A man who got a settlement in a sexual harassment case can't file a second case for the same reason, the Court of Appeal, Fourth Appellate District, ruled yesterday (December 15). Linda Greenberg, head of a group of San Diego limited liability companies with the name Purple Mountain, filed suit against an employee, Keith O. Davis. Davis countersued, claiming he was fired in 2010 as a result of his sexual relationship with Greenberg. Davis claimed "Greenberg made unwelcome sexual advances to him — many of which resulted in sexual encounters," according to the appellate court.
Davis alleged that the relationship strained "because of both their sexual relationship and Greenberg's husband's knowledge of it." This led to a settlement in which Greenberg, her husband, and the Purple Mountain entities, without admitting liability, agreed "to provide certain consideration to Davis" and related parties.
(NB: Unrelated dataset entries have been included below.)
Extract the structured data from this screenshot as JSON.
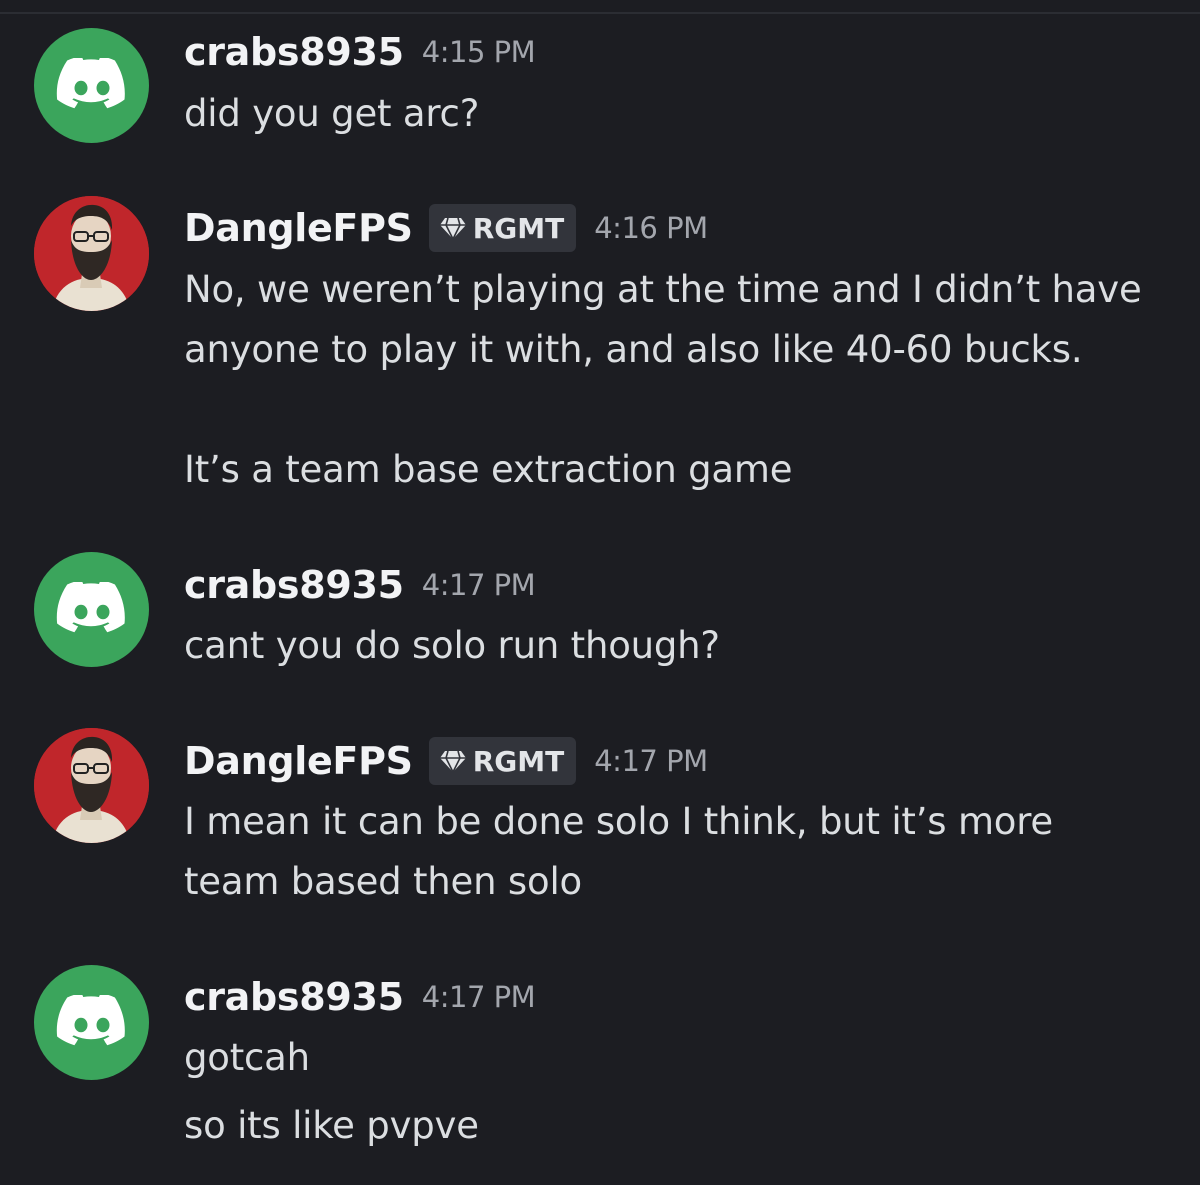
{
  "colors": {
    "background": "#1c1d22",
    "discord_avatar": "#3ba55c",
    "username": "#f2f3f5",
    "timestamp": "#a3a6ad",
    "message_text": "#dbdee1",
    "tag_background": "#32343b"
  },
  "messages": [
    {
      "author": "crabs8935",
      "avatar": "discord-logo-icon",
      "timestamp": "4:15 PM",
      "lines": [
        "did you get arc?"
      ]
    },
    {
      "author": "DangleFPS",
      "avatar": "user-photo",
      "tag": "RGMT",
      "tag_icon": "gem-icon",
      "timestamp": "4:16 PM",
      "lines": [
        "No, we weren’t playing at the time and I didn’t have",
        "anyone to play it with, and also like 40-60 bucks.",
        "It’s a team base extraction game"
      ]
    },
    {
      "author": "crabs8935",
      "avatar": "discord-logo-icon",
      "timestamp": "4:17 PM",
      "lines": [
        "cant you do solo run though?"
      ]
    },
    {
      "author": "DangleFPS",
      "avatar": "user-photo",
      "tag": "RGMT",
      "tag_icon": "gem-icon",
      "timestamp": "4:17 PM",
      "lines": [
        "I mean it can be done solo I think, but it’s more",
        "team based then solo"
      ]
    },
    {
      "author": "crabs8935",
      "avatar": "discord-logo-icon",
      "timestamp": "4:17 PM",
      "lines": [
        "gotcah",
        "so its like pvpve"
      ]
    }
  ]
}
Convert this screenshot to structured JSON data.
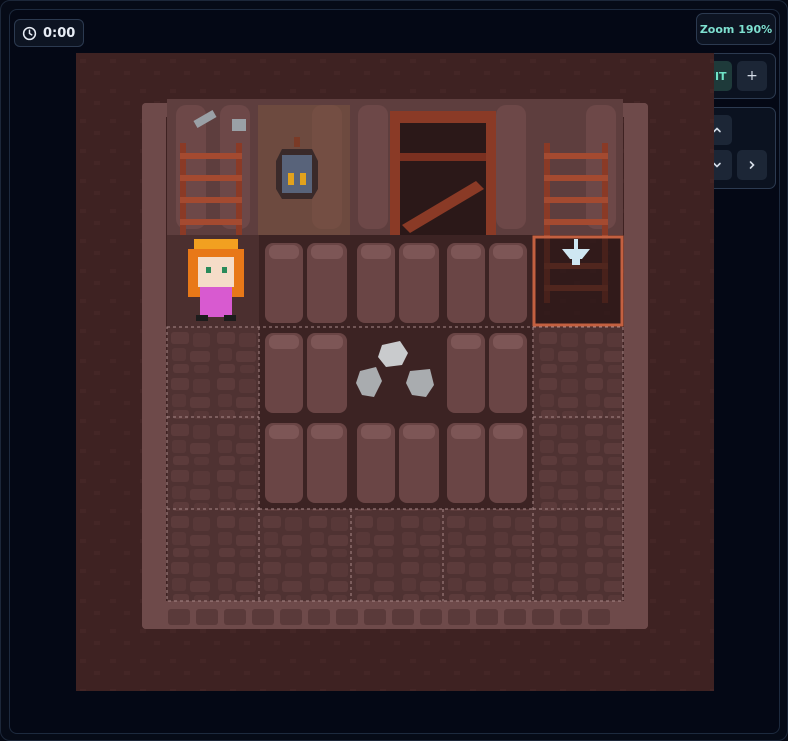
{
  "timer": {
    "text": "0:00",
    "icon": "clock-icon"
  },
  "zoom": {
    "label": "Zoom 190%"
  },
  "zoom_controls": {
    "minus": "−",
    "fit": "FIT",
    "plus": "+"
  },
  "direction_controls": {
    "up": "˄",
    "left": "‹",
    "down": "˅",
    "right": "›"
  },
  "game": {
    "grid_columns": 7,
    "grid_rows": 7,
    "player": {
      "col": 1,
      "row": 2,
      "sprite": "princess-girl-pink-dress"
    },
    "items": [
      {
        "name": "ladder",
        "col": 1,
        "row": 1
      },
      {
        "name": "lantern",
        "col": 2,
        "row": 1
      },
      {
        "name": "mine-shaft-stairs",
        "col": 4,
        "row": 1
      },
      {
        "name": "ladder",
        "col": 5,
        "row": 1
      },
      {
        "name": "ladder-exit-goal",
        "col": 5,
        "row": 2
      },
      {
        "name": "rocks-pile",
        "col": 3,
        "row": 3
      }
    ],
    "colors": {
      "background": "#3e2222",
      "wall": "#6e4a4a",
      "rock": "#5a3838",
      "floor": "#4f3232",
      "path": "#644242",
      "highlight": "#c36040",
      "accent": "#7ee0d0"
    }
  }
}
Davis came right back and sued another entity, Purple Mountain Empire X, LLC, for wrongful discharge, sexual harassment, and hostile work environment. Greenberg was principal owner of Purple Mountain Empire X, and made unwelcome and successful sexual advances to him, Davis charged. The original settlement had stated that the parties would not file further actions. Davis stated that Purple Mountain Empire X was not part of that settlement, and he was independently employed in that instance. A Superior Court judge ruled that the settlement barred Davis's second complaint, and the appellate court agreed.